The Psychology in the Public Interest Graduate Program focuses on producing knowledge and solutions that serve the public interest through the application of psychological science. Students learn how to use psychological as well as social science theory and research methodology to examine societal issues from individual, community, organizational, and policy perspectives. This research-intensive program is designed to train scientists to work in a variety of settings. The program curriculum emphasizes: (a) theory and research on social change; (b) developing, implementing, and evaluating prevention and intervention programs; (c) examining various forms of diversity, inequality and justice among individuals, institutions, communities, and societies; and (d) action-oriented research methods. The societal issues that define faculty and student research will necessarily evolve over time. See Faculty and Student Interests for current research directions.

All Psychology in the Public Interest students are expected to work towards the Ph.D. degree. Graduates of the Psychology in the Public Interest program are employed in academia, community programs, public health agencies, industry, research and developments settings, government at local, state and national levels, and international institutions. They are researchers, teachers, consultants, program directors, and leaders in organizations and communities.

Brochure

Psychology in the Public Interest Program Brochure

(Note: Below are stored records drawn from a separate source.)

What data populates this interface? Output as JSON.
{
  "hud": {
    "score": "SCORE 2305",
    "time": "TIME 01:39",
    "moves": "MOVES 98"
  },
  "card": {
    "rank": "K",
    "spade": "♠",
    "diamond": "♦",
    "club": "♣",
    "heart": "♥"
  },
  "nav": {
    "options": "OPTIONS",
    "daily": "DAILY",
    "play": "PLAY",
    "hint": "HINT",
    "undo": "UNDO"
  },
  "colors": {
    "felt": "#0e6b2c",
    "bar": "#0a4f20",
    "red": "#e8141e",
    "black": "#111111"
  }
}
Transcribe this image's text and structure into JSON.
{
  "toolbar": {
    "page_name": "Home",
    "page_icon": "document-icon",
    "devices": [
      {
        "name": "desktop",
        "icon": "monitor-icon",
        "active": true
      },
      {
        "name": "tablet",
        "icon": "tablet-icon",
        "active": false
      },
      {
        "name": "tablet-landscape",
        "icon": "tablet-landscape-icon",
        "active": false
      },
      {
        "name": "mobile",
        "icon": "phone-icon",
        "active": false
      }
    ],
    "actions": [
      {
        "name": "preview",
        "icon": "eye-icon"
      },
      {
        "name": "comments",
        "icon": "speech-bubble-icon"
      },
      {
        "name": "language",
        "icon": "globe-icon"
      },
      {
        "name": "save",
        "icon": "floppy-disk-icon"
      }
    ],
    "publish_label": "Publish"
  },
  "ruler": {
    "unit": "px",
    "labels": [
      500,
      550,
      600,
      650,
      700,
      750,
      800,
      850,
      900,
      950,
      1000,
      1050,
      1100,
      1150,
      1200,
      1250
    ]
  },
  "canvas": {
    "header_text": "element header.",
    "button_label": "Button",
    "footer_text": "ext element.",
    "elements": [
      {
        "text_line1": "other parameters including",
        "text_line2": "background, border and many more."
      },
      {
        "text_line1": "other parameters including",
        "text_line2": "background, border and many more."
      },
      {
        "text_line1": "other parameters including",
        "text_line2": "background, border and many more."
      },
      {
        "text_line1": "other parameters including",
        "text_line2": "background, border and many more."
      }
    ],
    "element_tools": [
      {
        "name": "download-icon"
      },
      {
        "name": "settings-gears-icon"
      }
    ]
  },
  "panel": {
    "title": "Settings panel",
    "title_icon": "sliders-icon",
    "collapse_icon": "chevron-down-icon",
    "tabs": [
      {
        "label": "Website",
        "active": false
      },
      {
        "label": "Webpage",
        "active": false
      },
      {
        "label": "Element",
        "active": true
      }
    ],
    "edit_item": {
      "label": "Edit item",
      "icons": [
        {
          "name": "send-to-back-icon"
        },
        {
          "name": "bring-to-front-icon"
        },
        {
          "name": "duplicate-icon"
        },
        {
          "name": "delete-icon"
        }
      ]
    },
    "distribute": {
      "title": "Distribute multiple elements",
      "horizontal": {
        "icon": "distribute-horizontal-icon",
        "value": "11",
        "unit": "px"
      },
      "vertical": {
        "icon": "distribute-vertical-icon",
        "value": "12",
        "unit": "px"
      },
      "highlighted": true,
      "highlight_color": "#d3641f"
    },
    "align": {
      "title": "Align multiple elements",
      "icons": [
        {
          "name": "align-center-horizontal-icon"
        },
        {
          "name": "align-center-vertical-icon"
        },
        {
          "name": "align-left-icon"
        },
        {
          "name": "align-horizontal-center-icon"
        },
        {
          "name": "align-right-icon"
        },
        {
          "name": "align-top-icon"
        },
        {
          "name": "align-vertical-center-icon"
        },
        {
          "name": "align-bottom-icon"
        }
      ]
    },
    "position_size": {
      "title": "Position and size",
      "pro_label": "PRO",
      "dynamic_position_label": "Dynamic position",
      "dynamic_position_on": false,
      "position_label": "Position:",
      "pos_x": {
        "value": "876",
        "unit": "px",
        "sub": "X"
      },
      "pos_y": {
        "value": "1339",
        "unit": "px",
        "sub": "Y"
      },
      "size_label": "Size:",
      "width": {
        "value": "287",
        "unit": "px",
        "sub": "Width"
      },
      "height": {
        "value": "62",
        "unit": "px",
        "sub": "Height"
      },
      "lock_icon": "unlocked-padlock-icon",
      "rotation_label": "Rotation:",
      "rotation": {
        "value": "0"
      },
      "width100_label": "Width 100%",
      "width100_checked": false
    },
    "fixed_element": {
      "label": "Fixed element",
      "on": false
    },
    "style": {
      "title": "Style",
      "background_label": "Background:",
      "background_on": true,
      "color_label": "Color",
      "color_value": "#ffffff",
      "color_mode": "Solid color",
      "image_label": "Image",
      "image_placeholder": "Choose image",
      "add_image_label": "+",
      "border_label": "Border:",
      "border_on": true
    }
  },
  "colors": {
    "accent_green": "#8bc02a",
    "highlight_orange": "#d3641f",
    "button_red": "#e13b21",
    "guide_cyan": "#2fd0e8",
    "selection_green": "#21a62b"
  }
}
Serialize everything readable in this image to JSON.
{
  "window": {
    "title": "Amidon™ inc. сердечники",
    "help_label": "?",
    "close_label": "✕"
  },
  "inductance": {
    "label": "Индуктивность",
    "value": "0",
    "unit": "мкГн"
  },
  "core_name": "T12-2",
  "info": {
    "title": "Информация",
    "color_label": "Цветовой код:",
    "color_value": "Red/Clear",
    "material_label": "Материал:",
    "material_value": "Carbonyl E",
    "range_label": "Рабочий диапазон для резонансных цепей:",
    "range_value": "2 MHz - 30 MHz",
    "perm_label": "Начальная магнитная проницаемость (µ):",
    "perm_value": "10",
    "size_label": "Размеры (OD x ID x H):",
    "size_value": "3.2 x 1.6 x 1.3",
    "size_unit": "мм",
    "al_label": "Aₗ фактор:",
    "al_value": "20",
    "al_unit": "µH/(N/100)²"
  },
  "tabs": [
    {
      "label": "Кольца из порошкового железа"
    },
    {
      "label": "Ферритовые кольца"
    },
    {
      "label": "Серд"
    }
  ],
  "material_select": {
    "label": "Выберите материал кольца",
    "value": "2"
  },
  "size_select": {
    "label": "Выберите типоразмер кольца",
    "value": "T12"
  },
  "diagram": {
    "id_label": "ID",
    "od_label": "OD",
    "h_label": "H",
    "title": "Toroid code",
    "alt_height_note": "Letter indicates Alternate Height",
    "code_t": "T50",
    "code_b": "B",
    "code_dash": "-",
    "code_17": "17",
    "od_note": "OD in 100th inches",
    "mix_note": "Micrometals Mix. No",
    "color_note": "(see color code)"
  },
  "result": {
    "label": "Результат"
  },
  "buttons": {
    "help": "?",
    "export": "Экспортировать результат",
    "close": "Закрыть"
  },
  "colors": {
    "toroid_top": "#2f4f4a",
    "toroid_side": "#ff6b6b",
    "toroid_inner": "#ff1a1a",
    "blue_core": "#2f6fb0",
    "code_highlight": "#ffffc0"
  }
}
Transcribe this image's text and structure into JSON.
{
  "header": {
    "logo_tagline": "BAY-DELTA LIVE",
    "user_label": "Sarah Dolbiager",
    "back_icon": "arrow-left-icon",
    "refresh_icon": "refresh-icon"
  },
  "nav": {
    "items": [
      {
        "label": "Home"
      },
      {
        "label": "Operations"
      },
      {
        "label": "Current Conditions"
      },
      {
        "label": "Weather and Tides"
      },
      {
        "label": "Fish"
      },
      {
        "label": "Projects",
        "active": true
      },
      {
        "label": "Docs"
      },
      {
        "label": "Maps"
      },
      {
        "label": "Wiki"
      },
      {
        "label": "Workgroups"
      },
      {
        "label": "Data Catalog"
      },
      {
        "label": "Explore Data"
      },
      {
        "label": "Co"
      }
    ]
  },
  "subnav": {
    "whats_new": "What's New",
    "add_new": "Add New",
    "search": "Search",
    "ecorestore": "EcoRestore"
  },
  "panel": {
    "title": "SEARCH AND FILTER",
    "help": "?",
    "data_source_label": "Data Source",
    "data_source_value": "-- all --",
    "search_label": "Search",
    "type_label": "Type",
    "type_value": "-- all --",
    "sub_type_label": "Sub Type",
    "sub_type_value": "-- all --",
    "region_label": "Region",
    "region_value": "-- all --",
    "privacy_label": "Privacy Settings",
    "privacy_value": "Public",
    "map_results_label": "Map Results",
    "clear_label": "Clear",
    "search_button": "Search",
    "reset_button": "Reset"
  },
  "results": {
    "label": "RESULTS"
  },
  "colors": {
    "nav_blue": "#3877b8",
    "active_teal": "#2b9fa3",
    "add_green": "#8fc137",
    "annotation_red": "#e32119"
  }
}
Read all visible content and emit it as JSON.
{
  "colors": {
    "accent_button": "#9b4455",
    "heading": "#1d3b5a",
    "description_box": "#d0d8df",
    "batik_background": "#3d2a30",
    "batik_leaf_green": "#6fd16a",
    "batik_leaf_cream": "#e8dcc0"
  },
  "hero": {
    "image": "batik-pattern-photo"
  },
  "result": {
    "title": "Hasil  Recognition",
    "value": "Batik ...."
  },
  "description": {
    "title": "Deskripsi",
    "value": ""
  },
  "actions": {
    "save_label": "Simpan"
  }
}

The Psychology in the Public Interest Program Brochure provides contact information, a general description of the program, lists required and elective graduate courses, and lists the faculty and their research interests.